The popular crossbreed mint (a mix of watermint and spearmint) which can readily be grown, peppermint — is where peppermint oil is produced from.
For over 10,000 years, peppermint oil has been used for many different purposes.
Peppermint oil is one of the world’s oldest medicines used by natural healers to this very day! Simply because it works, and works fast in many cases! (Read more about peppermint oil uses here)
Contents of Peppermint Oil
Peppermint oil consists of several vitamins and minerals as well as good fat such as:
- Omega-3 fatty acid – Very good for skin and heart. Reduces depression and other mental issues as well. Huge benefits.
- Vitamin A – Excellent for eyes, and a must if you sit on the computer on a regular basis.
- Vitamin C – Reduces free racial damage, which studies show is linked strongly to diseases like cancer and other serious ailments such as arthritis and heart diseases.
- Vital for bones as well.Calcium – Prevents osteoporosis and prevents breakdown of bones.
- Magnesium – Used to help digest calcium among many other uses and benefits.
- Manganese – Used by the body for many important functions.
- Iron – Must for menstruating women, as iron depletes with blood loss.
- Folate – Produces red blood cells and repairs tissue such as muscles.
- Potassium – Regulates blood pressure (sodium/potassium balance), and heart functions. Relieves cramps if sodium/potassium is causing them to occur.
- Copper – Imperative to stay away from copper deficiency, usually caused by having a high zinc intake.
Eventhough peppermint oil contains these beneficial ingredients, there is more you should know!
As peppermint herb is high in menthol, peppermint oil is high in menthone, among many other organic compounds. Peppermint oil also contains menthol but in lower amount than the peppermint plant. Menthone’s molecular formula is C10H18O, and as stated above, it is a naturally occurring organic compound found in peppermint oil. A ketone and monoterpene, menthone’s structure is similar to menthol but the major difference is in the secondary alcohol exactly where methone has a carbonyl.

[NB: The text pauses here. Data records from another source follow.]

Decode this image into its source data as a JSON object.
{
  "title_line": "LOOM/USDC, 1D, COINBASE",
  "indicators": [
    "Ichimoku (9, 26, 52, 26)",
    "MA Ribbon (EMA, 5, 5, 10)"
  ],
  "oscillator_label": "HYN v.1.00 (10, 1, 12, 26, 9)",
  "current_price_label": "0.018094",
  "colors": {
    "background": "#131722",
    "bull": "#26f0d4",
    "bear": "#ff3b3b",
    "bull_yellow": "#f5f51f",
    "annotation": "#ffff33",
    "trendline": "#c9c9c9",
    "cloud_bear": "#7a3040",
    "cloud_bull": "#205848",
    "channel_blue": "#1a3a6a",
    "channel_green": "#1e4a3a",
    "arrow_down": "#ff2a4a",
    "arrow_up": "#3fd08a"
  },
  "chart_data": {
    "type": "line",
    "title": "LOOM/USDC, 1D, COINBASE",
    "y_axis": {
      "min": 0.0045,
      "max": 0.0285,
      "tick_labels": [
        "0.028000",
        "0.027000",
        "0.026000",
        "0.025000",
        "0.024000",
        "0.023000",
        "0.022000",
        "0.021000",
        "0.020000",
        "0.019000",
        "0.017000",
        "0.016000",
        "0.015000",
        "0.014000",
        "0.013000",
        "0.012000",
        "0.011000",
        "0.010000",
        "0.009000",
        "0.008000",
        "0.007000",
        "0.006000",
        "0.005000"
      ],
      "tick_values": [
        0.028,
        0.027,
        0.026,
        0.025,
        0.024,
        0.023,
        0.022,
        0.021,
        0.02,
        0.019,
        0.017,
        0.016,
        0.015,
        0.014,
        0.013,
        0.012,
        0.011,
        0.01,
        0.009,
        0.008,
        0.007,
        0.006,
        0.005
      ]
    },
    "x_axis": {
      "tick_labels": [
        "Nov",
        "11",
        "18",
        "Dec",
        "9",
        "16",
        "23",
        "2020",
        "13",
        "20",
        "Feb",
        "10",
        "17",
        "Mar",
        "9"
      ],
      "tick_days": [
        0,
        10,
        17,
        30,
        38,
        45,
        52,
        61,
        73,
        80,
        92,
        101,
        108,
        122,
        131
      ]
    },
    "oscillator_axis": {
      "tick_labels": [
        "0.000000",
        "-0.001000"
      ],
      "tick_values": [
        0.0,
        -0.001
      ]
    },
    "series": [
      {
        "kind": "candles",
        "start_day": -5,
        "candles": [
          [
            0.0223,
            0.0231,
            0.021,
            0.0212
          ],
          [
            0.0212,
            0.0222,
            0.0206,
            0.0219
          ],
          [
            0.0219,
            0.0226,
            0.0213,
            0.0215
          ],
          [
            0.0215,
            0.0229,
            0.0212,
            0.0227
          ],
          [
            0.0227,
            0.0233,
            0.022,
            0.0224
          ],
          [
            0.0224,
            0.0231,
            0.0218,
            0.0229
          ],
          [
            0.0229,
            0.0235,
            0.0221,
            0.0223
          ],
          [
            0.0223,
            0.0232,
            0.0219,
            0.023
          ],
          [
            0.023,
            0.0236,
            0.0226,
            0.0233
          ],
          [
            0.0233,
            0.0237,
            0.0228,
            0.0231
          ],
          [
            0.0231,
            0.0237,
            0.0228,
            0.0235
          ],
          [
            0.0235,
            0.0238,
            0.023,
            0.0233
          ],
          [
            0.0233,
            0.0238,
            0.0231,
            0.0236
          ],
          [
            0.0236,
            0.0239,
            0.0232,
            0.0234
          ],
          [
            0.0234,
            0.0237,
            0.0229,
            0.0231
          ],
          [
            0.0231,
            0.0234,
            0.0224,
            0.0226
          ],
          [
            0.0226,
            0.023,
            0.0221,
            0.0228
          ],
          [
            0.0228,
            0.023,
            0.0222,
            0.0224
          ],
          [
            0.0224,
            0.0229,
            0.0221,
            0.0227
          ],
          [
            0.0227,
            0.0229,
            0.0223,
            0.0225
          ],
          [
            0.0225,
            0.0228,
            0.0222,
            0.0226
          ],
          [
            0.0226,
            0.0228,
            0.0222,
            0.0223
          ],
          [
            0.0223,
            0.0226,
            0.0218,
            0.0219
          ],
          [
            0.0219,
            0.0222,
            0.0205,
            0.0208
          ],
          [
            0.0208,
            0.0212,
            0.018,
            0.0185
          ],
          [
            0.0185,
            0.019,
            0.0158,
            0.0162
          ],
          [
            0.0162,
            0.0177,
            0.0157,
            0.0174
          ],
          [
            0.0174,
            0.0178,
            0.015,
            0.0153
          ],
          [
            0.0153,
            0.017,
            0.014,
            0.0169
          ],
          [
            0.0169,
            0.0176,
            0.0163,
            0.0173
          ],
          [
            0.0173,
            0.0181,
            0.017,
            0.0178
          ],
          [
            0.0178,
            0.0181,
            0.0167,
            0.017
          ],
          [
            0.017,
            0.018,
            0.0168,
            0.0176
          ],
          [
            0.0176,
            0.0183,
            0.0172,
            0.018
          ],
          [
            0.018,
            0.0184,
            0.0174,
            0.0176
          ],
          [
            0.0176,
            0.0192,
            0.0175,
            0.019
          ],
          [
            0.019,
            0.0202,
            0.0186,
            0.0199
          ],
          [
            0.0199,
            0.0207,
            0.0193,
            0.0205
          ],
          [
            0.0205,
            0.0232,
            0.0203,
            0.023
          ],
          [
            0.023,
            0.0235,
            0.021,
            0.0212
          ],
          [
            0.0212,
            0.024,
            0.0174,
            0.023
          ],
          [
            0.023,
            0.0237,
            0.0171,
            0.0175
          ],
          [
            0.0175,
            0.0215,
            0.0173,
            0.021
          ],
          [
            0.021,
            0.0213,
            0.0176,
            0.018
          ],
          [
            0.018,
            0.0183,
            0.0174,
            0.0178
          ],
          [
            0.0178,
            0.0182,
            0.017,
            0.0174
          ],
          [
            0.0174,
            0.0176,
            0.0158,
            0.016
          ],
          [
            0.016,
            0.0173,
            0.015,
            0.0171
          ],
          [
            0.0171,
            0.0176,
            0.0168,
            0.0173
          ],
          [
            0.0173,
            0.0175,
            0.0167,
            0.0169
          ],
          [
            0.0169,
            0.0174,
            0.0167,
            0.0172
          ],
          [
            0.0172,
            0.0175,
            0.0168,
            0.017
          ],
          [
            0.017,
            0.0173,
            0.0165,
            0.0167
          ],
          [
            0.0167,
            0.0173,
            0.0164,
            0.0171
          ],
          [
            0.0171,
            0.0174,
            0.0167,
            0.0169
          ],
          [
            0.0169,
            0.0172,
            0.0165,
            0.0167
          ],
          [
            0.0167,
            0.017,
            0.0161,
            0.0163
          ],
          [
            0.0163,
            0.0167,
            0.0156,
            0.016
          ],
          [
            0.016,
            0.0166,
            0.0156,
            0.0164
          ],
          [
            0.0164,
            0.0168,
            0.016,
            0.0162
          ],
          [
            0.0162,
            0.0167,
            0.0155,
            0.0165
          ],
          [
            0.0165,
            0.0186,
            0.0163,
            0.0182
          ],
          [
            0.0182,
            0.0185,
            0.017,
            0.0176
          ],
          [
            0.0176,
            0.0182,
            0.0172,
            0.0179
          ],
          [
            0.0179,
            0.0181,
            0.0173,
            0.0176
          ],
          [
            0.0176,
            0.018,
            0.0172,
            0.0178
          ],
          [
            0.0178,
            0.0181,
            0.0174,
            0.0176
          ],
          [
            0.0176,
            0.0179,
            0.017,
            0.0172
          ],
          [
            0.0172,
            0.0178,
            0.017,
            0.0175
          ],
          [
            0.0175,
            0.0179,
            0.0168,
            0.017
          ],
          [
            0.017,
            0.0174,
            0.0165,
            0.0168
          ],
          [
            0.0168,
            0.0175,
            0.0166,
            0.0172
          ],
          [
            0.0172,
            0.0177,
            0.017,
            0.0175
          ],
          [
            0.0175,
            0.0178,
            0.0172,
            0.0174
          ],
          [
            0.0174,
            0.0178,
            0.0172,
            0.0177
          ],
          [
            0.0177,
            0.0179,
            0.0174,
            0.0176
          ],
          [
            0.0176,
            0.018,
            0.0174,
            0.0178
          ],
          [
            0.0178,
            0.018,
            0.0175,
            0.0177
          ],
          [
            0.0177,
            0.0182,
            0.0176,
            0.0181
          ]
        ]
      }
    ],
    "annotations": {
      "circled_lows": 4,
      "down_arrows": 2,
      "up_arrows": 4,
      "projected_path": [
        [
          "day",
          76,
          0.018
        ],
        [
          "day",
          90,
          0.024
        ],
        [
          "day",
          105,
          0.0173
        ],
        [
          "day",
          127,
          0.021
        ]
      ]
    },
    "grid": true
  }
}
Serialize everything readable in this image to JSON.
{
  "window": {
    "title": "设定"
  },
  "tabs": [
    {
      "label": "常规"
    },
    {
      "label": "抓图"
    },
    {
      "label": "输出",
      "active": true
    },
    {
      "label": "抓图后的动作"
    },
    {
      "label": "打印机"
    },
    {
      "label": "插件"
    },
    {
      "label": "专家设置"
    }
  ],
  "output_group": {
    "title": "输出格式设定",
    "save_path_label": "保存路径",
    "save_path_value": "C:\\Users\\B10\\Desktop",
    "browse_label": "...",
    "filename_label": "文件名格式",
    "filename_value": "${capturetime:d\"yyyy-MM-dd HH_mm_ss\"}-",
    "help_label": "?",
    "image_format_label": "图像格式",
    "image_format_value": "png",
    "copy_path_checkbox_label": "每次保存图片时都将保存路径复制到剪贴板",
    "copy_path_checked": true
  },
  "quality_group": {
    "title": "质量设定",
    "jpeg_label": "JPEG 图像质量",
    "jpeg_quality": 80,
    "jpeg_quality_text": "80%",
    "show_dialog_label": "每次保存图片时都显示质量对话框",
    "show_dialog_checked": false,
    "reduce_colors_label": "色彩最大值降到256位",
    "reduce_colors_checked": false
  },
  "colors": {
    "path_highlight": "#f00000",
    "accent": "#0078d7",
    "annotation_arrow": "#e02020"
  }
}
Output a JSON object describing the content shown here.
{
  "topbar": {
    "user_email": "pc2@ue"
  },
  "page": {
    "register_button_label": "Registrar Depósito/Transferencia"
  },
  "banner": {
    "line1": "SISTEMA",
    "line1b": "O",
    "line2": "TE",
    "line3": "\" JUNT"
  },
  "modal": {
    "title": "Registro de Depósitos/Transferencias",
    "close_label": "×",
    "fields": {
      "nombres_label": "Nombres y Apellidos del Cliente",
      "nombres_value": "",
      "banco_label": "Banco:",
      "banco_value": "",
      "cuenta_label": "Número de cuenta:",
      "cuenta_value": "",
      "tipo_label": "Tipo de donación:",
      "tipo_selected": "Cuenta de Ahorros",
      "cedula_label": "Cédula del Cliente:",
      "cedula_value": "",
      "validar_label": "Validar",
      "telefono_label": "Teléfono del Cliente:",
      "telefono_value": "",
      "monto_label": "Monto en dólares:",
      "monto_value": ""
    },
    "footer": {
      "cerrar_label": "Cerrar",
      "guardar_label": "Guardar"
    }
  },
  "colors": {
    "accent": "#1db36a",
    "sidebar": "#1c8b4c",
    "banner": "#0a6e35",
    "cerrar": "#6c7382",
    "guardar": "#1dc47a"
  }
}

How to make your very own peppermint oil!
This is by far the easiest method for making the oil at home that I have found. This is a blend and not pure peppermint oil, but the results are still fantastic!
What you will need to make your peppermint oil
- Grown peppermint or peppermint leaves.
- A container/jar to make the oil.
- A container/jar to store peppermint oil after it has been made.
- A strainer.
- 1/2 cup of olive oil.
- Spoon or any tool used to crush peppermint.
Method of making your own peppermint oil blend
- Grow the plant. If you need further assistance, go to (peppermint instructions page coming soon)
- Harvest its leaves in the morning using scissors.
- Store the leaves in the container you have chosen to make the oil in.
- Crush the leaves using spoon/any tool. This will start to release the oils from the leaves.
- Add olive oil to the container.
- Shake the container after you have tightly sealed it.
- Leave it outside.
If the weather is sunny outside or during the summer, leave it outside for
- Two days.
- Shake every 12 hours.
- Leave it outside for a month or 30 days.
- Shake once a day.
I recommend you make this during the summer.
Once the time written above has expired (2-30 days depending on your choice), you can now strain the contents of the container into a new container/jar to have your peppermint oil.
That’s it, you are done! It is really that easy!
Enjoy your very own homemade peppermint oil!
As with anything, do not overuse as it can cause toxicity. Avoid use if pregnant, have gallstones (due to discomfort in the intestinal area), or on an infant and children under the age of 3. Also, reactions with other medication can cause issues, so consult with your doctor if you are on prescribed medications.